If you ever had a single doubt about why things were built the way they were, or interesting trivia (where was Walt's and Lillian's favorite place to take a stroll at night when DL closed? I didn't know. Didn't have a clue!) this is the book you just have to own. The author didn't just write an interesting story - he crafted one of the most loving and interesting tributes to Disneyland I've ever seen. You'll want to read several chapters again, just in case you missed one tiny detail.
I read and love the usual DL history sites (Yesterland is my favorite) and if you think this book merely rehashes the existing info, think again. Trust me, you are NOT going to be disappointed. This has become my favorite one on the subject, and although I bought it on Kindle, I'm going to get a printed version. I enjoyed it so much I want to have it physically.
Truly. If you love the park, you cannot afford to be without this book. I highly, highly recommend it.

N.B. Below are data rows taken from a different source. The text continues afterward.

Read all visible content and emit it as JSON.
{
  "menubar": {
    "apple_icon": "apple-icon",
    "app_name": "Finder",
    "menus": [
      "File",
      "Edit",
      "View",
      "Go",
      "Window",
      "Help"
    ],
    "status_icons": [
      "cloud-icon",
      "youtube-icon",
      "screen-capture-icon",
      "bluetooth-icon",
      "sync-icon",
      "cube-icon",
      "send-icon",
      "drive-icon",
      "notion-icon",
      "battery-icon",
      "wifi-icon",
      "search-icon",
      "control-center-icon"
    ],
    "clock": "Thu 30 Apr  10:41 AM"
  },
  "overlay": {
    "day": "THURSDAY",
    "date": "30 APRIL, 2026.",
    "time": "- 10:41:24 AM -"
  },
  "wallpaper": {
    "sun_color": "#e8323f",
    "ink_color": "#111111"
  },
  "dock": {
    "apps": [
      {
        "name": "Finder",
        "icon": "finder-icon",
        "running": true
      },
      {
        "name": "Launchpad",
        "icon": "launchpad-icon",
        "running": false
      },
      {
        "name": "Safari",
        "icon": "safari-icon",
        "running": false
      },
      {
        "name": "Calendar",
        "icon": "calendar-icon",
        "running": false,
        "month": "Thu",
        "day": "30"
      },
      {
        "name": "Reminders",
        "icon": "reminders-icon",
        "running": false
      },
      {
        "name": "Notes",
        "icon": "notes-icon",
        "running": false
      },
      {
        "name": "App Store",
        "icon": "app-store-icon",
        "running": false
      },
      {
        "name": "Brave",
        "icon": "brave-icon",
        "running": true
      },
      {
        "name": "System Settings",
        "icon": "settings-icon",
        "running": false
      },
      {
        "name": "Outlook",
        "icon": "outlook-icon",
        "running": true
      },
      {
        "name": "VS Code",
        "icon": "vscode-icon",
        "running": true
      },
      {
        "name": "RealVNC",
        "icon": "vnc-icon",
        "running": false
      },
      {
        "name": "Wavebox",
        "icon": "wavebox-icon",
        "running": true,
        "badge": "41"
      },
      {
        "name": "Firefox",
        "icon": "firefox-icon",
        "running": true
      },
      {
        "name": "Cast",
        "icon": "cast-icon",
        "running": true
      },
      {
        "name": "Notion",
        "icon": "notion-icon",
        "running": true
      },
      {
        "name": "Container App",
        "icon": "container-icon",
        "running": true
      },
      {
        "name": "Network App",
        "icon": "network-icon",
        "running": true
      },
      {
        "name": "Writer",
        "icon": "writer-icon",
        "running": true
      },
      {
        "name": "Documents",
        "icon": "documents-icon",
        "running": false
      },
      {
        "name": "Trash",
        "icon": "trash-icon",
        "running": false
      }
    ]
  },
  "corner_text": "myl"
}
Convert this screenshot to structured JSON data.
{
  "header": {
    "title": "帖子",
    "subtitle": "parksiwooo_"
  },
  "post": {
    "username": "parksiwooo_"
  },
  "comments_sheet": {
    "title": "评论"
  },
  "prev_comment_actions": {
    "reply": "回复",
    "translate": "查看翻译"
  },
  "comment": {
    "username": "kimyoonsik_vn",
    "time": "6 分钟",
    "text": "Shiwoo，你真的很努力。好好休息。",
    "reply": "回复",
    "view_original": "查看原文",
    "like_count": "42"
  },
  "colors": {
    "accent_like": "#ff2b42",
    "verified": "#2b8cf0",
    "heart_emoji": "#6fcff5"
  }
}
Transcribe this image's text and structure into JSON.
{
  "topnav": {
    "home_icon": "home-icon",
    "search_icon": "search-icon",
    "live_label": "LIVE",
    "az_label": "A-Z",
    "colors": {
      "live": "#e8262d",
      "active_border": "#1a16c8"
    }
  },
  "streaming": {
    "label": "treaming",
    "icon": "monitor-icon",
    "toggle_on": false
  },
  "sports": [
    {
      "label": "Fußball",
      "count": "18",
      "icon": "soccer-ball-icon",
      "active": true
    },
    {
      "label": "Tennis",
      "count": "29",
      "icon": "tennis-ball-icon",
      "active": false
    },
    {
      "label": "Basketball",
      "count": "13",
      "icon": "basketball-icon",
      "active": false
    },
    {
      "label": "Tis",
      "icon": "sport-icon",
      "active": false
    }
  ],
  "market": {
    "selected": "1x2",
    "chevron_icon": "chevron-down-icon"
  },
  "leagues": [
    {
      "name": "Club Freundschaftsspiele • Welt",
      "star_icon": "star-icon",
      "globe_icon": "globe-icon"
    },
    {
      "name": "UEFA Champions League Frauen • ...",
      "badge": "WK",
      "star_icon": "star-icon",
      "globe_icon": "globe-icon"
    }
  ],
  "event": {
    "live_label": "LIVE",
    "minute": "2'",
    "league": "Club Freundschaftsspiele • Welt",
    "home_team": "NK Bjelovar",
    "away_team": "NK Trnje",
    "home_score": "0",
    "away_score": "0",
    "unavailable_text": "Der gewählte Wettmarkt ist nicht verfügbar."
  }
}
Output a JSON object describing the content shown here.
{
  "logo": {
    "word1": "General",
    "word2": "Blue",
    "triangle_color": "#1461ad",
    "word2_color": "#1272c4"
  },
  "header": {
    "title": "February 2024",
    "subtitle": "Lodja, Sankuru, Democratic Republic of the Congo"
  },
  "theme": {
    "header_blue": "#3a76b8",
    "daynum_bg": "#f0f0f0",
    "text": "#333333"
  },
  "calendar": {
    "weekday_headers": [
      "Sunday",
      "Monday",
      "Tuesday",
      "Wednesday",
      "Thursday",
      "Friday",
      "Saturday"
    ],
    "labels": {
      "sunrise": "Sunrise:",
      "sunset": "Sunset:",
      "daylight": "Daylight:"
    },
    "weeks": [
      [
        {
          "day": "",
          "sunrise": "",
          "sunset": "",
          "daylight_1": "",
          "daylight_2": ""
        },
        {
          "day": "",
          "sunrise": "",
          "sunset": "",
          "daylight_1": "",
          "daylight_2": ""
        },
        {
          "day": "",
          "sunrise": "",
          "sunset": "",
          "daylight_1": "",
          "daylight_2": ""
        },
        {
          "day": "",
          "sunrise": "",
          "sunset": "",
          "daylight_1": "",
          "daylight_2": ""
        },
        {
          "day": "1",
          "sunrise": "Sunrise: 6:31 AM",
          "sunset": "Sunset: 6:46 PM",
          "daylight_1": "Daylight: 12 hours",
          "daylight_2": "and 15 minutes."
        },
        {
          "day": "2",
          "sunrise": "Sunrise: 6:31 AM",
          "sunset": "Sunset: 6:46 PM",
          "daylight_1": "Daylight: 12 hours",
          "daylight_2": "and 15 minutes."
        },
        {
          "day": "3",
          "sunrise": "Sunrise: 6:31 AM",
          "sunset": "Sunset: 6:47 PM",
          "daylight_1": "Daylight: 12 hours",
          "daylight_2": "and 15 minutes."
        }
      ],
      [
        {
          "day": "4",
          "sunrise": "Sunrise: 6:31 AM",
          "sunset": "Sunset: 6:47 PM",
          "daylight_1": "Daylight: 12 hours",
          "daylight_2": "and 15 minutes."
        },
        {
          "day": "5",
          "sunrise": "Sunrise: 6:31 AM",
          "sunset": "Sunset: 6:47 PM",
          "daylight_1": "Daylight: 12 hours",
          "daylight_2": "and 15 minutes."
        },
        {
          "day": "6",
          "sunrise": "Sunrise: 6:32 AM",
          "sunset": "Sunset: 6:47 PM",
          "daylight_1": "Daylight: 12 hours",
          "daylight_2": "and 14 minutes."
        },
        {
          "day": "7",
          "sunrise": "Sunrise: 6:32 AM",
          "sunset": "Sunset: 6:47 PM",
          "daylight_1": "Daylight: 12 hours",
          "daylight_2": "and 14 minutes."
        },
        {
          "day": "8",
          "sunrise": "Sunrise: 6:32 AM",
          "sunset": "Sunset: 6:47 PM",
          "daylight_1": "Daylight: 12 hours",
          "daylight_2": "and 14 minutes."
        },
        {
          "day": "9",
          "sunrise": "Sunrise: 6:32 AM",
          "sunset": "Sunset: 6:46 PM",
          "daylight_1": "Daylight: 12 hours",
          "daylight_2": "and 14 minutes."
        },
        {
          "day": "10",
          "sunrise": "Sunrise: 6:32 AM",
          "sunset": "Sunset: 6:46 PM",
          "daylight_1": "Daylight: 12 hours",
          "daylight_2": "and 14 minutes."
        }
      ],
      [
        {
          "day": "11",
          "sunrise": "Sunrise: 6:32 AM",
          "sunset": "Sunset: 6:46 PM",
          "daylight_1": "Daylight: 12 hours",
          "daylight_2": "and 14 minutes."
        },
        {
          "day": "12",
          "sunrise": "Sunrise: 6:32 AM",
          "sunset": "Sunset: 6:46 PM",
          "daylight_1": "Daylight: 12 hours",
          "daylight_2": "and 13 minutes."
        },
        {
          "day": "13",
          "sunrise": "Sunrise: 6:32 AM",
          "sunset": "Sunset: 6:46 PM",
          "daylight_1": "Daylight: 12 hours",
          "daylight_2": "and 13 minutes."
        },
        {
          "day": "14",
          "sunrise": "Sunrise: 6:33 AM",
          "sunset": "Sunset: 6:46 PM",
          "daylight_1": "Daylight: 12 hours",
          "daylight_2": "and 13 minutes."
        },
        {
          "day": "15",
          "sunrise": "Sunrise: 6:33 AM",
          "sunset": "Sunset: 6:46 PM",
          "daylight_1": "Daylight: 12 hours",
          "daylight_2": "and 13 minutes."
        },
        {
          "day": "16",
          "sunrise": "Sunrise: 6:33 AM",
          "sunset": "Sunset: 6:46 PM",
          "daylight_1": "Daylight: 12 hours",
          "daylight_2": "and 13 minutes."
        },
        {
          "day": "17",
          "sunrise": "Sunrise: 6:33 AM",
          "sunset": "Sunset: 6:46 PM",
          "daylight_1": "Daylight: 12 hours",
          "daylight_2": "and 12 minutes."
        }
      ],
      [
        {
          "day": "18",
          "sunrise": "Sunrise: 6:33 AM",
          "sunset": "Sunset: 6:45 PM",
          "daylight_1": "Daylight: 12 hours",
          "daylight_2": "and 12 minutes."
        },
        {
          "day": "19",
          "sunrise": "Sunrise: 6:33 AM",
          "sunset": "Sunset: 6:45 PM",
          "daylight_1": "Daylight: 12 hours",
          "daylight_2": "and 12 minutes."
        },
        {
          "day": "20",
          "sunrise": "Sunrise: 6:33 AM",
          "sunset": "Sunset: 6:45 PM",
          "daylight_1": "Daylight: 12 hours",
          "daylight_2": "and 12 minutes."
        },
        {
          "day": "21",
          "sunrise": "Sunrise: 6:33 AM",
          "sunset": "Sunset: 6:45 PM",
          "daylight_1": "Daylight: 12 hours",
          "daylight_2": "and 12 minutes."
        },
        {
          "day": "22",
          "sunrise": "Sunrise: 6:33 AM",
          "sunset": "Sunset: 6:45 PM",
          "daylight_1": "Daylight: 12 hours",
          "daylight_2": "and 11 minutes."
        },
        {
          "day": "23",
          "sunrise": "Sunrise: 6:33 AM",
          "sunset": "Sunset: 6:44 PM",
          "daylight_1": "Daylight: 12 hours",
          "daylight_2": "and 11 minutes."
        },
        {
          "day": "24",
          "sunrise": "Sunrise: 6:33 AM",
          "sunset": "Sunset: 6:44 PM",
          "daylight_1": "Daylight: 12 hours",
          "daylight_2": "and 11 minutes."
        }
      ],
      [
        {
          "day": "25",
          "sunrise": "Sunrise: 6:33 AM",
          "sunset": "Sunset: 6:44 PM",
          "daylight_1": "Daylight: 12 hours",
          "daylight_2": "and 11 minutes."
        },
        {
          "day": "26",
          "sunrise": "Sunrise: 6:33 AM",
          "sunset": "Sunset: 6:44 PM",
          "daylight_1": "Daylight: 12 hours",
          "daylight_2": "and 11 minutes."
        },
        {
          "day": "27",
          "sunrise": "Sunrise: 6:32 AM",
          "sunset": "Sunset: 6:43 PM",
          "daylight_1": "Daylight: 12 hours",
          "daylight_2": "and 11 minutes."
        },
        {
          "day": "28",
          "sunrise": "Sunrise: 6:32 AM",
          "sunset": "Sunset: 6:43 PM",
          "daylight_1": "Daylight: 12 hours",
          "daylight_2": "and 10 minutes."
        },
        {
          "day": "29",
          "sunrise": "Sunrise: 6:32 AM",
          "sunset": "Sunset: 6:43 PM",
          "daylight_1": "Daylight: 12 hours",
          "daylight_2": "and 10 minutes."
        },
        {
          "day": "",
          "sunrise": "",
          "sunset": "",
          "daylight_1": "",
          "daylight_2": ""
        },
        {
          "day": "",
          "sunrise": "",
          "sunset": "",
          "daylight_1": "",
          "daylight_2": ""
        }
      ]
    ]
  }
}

Gennawey tells the entire history of Disneyland, from its earliest conception in the mind of Walt Disney, all the way up to 2012. The book shows the obsession to detail of a true fan, but Gennawey presents his history objectively, without judgment. This doesn't read like an Internet obsessive's guide to the good old days followed by where things went wrong. Instead, we get a true sense of how the park has always been a growing, evolving thing. There were attractions that Walt Disney championed at opening day that failed to catch the public's imagination. There are more recent additions, created long after Walt's passing, that because hugely popular. Gennawey treats all those stories equally.
While he doesn't seem to have an ax to grind as far as favoring nostalgia over innovation and change, he doesn't shy away from problems, either. This is particularly evident in the details of the park's ongoing negotiations with the City of Anaheim and its residents, trying to work out the best deal for a business that has tremendous impact on the community around it. As a Disney fan, I was more interested in the history of the park, but Gennawey keeps the politics to a minimum, getting the important information across without getting caught up in dry minutae.
Overall, this sums up the approach to the book: we get a timeline for new attractions opening, and details about them as they open, but things are kept brief enough that the story keeps moving along. If the book is lacking in anything, it is in illustrations, presumably due to this being an unofficial publication. However, Gennawey creates enough images through his prose that we can almost see the park in the eyes of our minds.
Fans looking for a guidebook to Disneyland will be better off with other publications, as will fans looking for an opinionated document written to advance a specific point of view. What readers will find here is an interesting recounting of the development of what has become, for many visitors, a magical place. He doesn't skimp on the park's successes, and it's fascinating to see how a place that means so much to so many people developed the way most businesses do, driven by ordinary men. A definite must-read for people who want to see the evolution of Disneyland over the decades.